[Excerpts from an interface dataset]
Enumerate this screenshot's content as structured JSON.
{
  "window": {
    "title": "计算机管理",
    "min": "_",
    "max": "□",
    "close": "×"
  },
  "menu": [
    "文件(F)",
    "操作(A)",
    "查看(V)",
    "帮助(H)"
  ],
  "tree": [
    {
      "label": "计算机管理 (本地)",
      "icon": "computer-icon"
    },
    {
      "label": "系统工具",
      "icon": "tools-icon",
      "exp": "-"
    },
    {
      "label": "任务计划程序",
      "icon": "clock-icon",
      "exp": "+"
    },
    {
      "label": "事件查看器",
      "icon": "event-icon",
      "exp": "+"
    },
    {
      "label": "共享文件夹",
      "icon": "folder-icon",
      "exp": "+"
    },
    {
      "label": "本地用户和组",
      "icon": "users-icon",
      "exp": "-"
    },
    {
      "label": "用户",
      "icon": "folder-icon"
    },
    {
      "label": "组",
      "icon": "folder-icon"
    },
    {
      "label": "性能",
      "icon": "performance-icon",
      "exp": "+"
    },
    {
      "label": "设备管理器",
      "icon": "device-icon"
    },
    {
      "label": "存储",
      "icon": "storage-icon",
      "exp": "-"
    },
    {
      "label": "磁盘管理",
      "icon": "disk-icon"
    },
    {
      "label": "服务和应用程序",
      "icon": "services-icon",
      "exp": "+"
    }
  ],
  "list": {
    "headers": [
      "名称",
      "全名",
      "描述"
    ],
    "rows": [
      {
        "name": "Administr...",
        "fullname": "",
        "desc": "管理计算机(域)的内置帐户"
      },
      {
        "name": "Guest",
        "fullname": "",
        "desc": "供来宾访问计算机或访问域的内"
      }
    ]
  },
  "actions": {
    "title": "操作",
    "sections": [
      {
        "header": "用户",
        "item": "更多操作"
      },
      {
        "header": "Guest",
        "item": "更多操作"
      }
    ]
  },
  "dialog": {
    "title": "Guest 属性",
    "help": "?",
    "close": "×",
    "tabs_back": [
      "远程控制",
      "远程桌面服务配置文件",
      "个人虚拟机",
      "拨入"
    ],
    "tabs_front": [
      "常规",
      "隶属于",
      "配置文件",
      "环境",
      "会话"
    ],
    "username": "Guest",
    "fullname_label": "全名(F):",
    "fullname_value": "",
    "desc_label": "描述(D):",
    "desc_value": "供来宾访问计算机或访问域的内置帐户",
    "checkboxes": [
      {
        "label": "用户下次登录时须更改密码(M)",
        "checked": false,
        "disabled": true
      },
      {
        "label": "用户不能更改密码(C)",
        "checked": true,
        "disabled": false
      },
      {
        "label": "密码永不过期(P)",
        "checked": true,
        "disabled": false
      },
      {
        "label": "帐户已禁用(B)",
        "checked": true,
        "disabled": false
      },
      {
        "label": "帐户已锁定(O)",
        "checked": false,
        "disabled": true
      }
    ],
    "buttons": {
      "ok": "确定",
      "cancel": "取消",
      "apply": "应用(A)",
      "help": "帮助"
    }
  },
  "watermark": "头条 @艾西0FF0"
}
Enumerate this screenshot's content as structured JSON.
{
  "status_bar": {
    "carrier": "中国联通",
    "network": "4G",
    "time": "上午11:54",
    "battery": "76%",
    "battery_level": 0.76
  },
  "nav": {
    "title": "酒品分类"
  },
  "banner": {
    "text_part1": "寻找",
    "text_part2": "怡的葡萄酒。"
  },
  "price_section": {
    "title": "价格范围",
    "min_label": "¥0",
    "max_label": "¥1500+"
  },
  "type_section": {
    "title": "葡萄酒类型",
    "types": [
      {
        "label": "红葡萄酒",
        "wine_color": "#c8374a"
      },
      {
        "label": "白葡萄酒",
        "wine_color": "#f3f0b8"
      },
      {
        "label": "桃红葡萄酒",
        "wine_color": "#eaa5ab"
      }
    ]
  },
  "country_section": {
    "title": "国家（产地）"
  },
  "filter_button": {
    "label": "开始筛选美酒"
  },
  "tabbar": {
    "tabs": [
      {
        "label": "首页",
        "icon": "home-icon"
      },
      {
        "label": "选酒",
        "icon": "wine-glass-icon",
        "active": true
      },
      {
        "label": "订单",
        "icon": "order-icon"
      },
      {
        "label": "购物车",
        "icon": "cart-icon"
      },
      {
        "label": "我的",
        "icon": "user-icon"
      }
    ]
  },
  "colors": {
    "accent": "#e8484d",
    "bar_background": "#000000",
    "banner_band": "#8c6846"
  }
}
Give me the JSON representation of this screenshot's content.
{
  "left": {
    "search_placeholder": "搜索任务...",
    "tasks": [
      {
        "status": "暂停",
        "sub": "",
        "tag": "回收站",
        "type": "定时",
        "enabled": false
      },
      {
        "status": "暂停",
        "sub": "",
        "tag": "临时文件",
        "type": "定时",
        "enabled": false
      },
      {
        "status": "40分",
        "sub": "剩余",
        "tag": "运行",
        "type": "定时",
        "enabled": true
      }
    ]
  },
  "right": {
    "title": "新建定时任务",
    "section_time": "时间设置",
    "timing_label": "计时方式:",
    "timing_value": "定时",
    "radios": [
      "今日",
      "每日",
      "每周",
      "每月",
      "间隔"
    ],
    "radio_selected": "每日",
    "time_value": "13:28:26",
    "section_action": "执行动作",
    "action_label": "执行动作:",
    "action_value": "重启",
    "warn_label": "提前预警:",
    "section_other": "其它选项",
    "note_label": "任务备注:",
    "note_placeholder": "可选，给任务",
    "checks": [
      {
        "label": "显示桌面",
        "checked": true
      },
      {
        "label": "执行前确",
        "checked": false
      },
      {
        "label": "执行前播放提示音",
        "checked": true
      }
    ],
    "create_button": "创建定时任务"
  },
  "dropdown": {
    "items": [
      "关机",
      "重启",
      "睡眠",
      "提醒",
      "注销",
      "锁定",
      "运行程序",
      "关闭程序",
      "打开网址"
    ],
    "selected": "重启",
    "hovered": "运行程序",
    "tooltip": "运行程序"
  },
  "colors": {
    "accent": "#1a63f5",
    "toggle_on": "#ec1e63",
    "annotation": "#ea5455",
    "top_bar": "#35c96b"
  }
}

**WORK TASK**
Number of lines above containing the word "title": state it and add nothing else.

**ANSWER TO THIS EXERCISE**
8